• **TASK ITEM**
In the entries below, count every line that has the string "Trần", and answer with that count alone.

• **Records from a collection**
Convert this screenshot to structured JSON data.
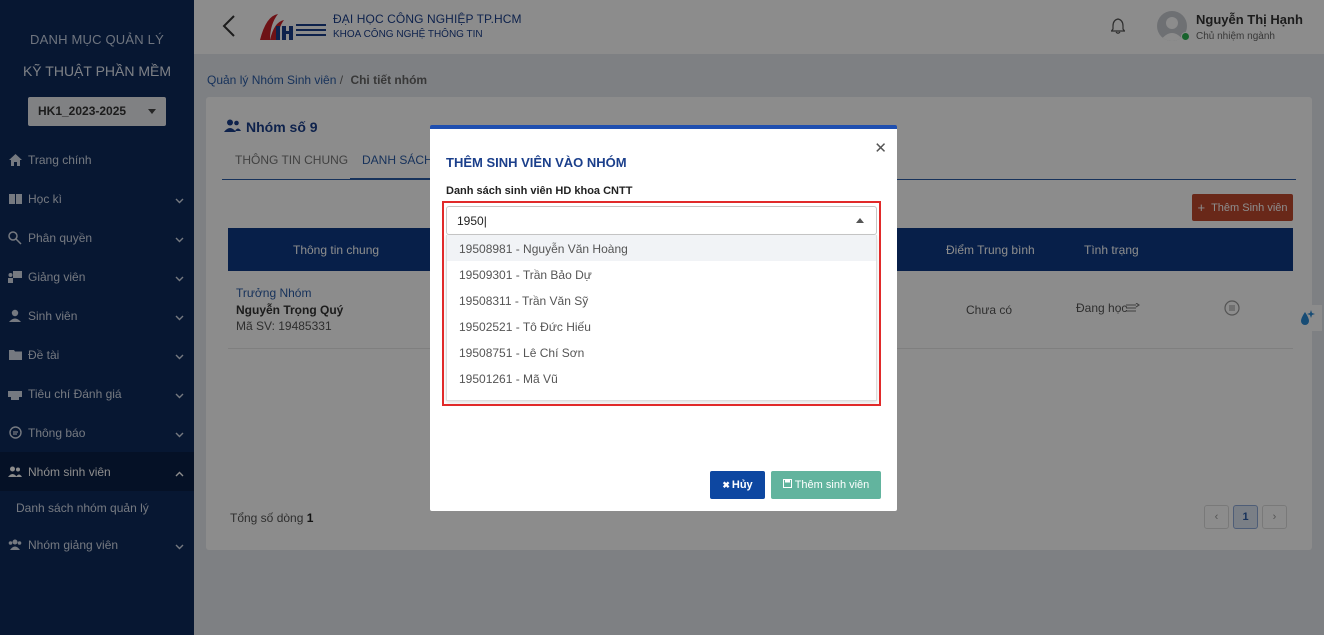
{
  "sidebar": {
    "title1": "DANH MỤC QUẢN LÝ",
    "title2": "KỸ THUẬT PHẦN MỀM",
    "semester": "HK1_2023-2025",
    "items": [
      {
        "label": "Trang chính",
        "icon": "home-icon"
      },
      {
        "label": "Học kì",
        "icon": "book-icon"
      },
      {
        "label": "Phân quyền",
        "icon": "key-icon"
      },
      {
        "label": "Giảng viên",
        "icon": "teacher-icon"
      },
      {
        "label": "Sinh viên",
        "icon": "student-icon"
      },
      {
        "label": "Đề tài",
        "icon": "folder-icon"
      },
      {
        "label": "Tiêu chí Đánh giá",
        "icon": "printer-icon"
      },
      {
        "label": "Thông báo",
        "icon": "message-icon"
      },
      {
        "label": "Nhóm sinh viên",
        "icon": "group-icon"
      },
      {
        "label": "Nhóm giảng viên",
        "icon": "group-icon"
      }
    ],
    "sub_item": "Danh sách nhóm quản lý"
  },
  "header": {
    "university": "ĐẠI HỌC CÔNG NGHIỆP TP.HCM",
    "faculty": "KHOA CÔNG NGHỆ THÔNG TIN",
    "user_name": "Nguyễn Thị Hạnh",
    "user_role": "Chủ nhiệm ngành"
  },
  "breadcrumb": {
    "parent": "Quản lý Nhóm Sinh viên",
    "separator": "/",
    "current": "Chi tiết nhóm"
  },
  "group": {
    "title": "Nhóm số 9",
    "tabs": [
      "THÔNG TIN CHUNG",
      "DANH SÁCH"
    ],
    "add_button": "Thêm Sinh viên",
    "columns": [
      "Thông tin chung",
      "Điểm Trung bình",
      "Tình trạng"
    ],
    "row": {
      "role": "Trưởng Nhóm",
      "name": "Nguyễn Trọng Quý",
      "student_id": "Mã SV: 19485331",
      "score": "Chưa có",
      "status": "Đang học"
    },
    "total_label": "Tổng số dòng",
    "total_value": "1",
    "page": "1"
  },
  "modal": {
    "title": "THÊM SINH VIÊN VÀO NHÓM",
    "label": "Danh sách sinh viên HD khoa CNTT",
    "input_value": "1950",
    "options": [
      "19508981 - Nguyễn Văn Hoàng",
      "19509301 - Trần Bảo Dự",
      "19508311 - Trần Văn Sỹ",
      "19502521 - Tô Đức Hiếu",
      "19508751 - Lê Chí Sơn",
      "19501261 - Mã Vũ"
    ],
    "cancel_label": "Hủy",
    "submit_label": "Thêm sinh viên"
  },
  "colors": {
    "sidebar_bg": "#0d2a5c",
    "primary": "#1b3f8b",
    "danger": "#c0492f",
    "highlight": "#e12a2a"
  }
}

• **SOLUTION BELOW**
2